**EXERCISE DESCRIPTION**
Without the images, output each record below as it stands.

Collected data
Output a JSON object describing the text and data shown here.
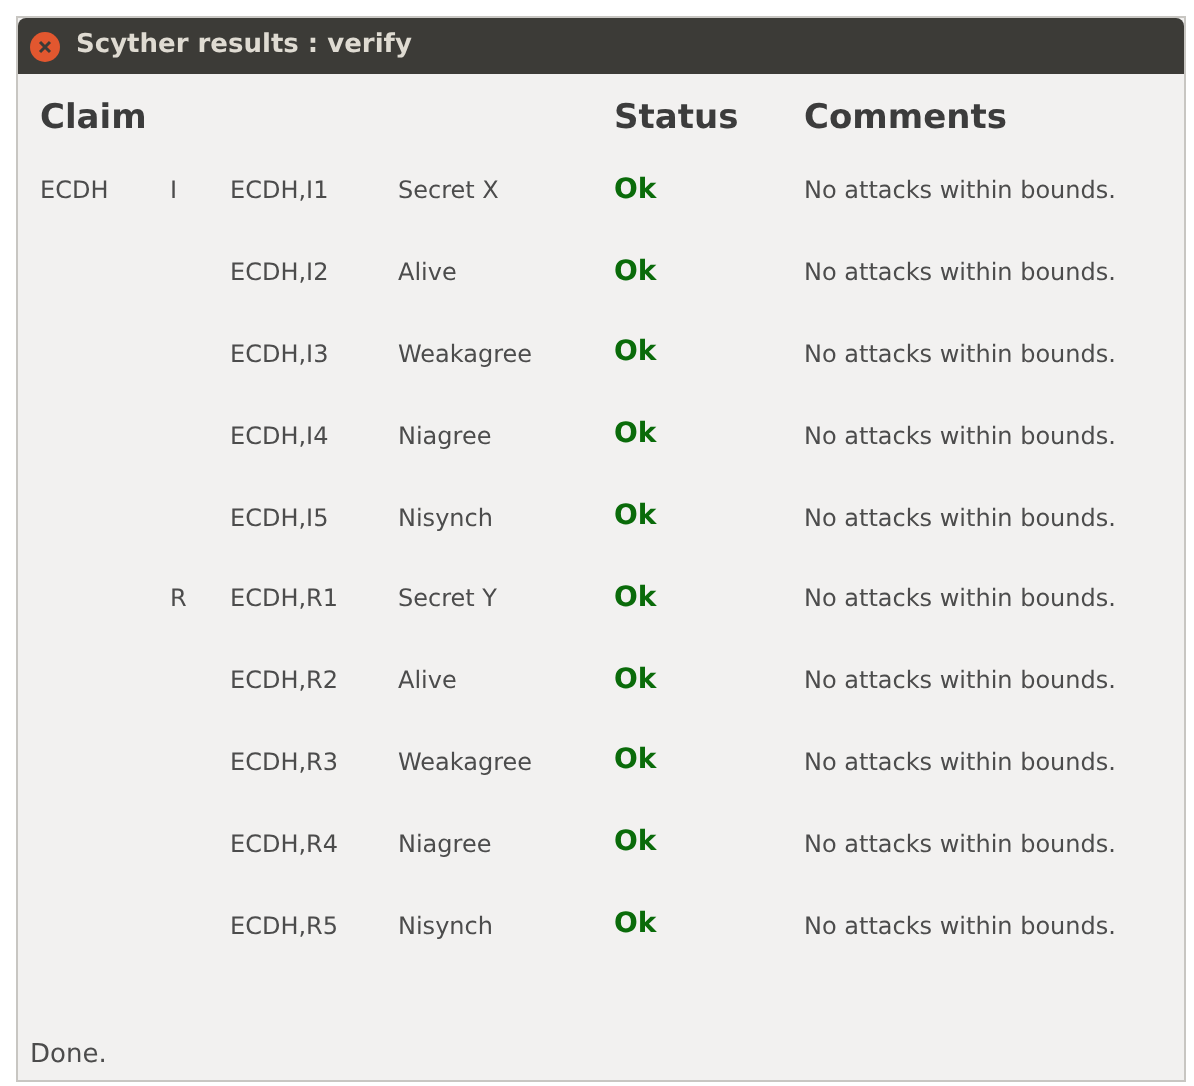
{
  "window": {
    "title": "Scyther results : verify"
  },
  "table": {
    "columns": [
      "Claim",
      "Status",
      "Comments"
    ],
    "rows": [
      {
        "protocol": "ECDH",
        "role": "I",
        "claim_id": "ECDH,I1",
        "claim": "Secret X",
        "status": "Ok",
        "comment": "No attacks within bounds."
      },
      {
        "claim_id": "ECDH,I2",
        "claim": "Alive",
        "status": "Ok",
        "comment": "No attacks within bounds."
      },
      {
        "claim_id": "ECDH,I3",
        "claim": "Weakagree",
        "status": "Ok",
        "comment": "No attacks within bounds."
      },
      {
        "claim_id": "ECDH,I4",
        "claim": "Niagree",
        "status": "Ok",
        "comment": "No attacks within bounds."
      },
      {
        "claim_id": "ECDH,I5",
        "claim": "Nisynch",
        "status": "Ok",
        "comment": "No attacks within bounds."
      },
      {
        "role": "R",
        "claim_id": "ECDH,R1",
        "claim": "Secret Y",
        "status": "Ok",
        "comment": "No attacks within bounds."
      },
      {
        "claim_id": "ECDH,R2",
        "claim": "Alive",
        "status": "Ok",
        "comment": "No attacks within bounds."
      },
      {
        "claim_id": "ECDH,R3",
        "claim": "Weakagree",
        "status": "Ok",
        "comment": "No attacks within bounds."
      },
      {
        "claim_id": "ECDH,R4",
        "claim": "Niagree",
        "status": "Ok",
        "comment": "No attacks within bounds."
      },
      {
        "claim_id": "ECDH,R5",
        "claim": "Nisynch",
        "status": "Ok",
        "comment": "No attacks within bounds."
      }
    ]
  },
  "status_bar": "Done."
}
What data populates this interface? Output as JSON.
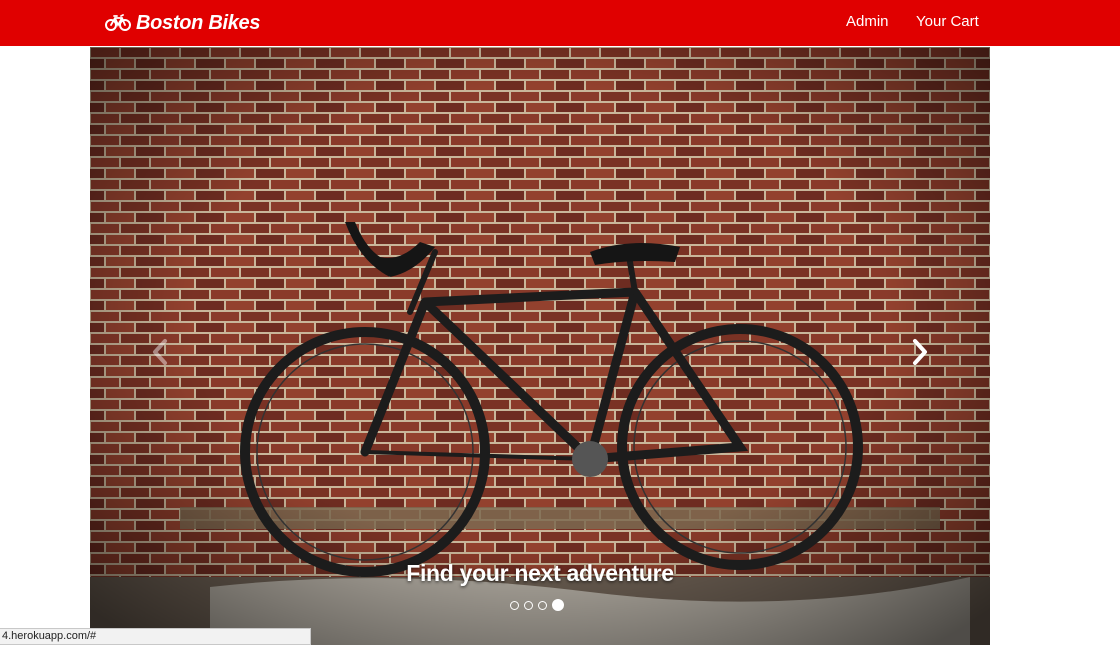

**EXERCISE SOLUTION**
Output a JSON object describing the text and data shown here.
{
  "window": {
    "title": "Scyther results : verify"
  },
  "table": {
    "columns": [
      "Claim",
      "Status",
      "Comments"
    ],
    "rows": [
      {
        "protocol": "ECDH",
        "role": "I",
        "claim_id": "ECDH,I1",
        "claim": "Secret X",
        "status": "Ok",
        "comment": "No attacks within bounds."
      },
      {
        "claim_id": "ECDH,I2",
        "claim": "Alive",
        "status": "Ok",
        "comment": "No attacks within bounds."
      },
      {
        "claim_id": "ECDH,I3",
        "claim": "Weakagree",
        "status": "Ok",
        "comment": "No attacks within bounds."
      },
      {
        "claim_id": "ECDH,I4",
        "claim": "Niagree",
        "status": "Ok",
        "comment": "No attacks within bounds."
      },
      {
        "claim_id": "ECDH,I5",
        "claim": "Nisynch",
        "status": "Ok",
        "comment": "No attacks within bounds."
      },
      {
        "role": "R",
        "claim_id": "ECDH,R1",
        "claim": "Secret Y",
        "status": "Ok",
        "comment": "No attacks within bounds."
      },
      {
        "claim_id": "ECDH,R2",
        "claim": "Alive",
        "status": "Ok",
        "comment": "No attacks within bounds."
      },
      {
        "claim_id": "ECDH,R3",
        "claim": "Weakagree",
        "status": "Ok",
        "comment": "No attacks within bounds."
      },
      {
        "claim_id": "ECDH,R4",
        "claim": "Niagree",
        "status": "Ok",
        "comment": "No attacks within bounds."
      },
      {
        "claim_id": "ECDH,R5",
        "claim": "Nisynch",
        "status": "Ok",
        "comment": "No attacks within bounds."
      }
    ]
  },
  "status_bar": "Done."
}
What data populates this interface? Output as JSON.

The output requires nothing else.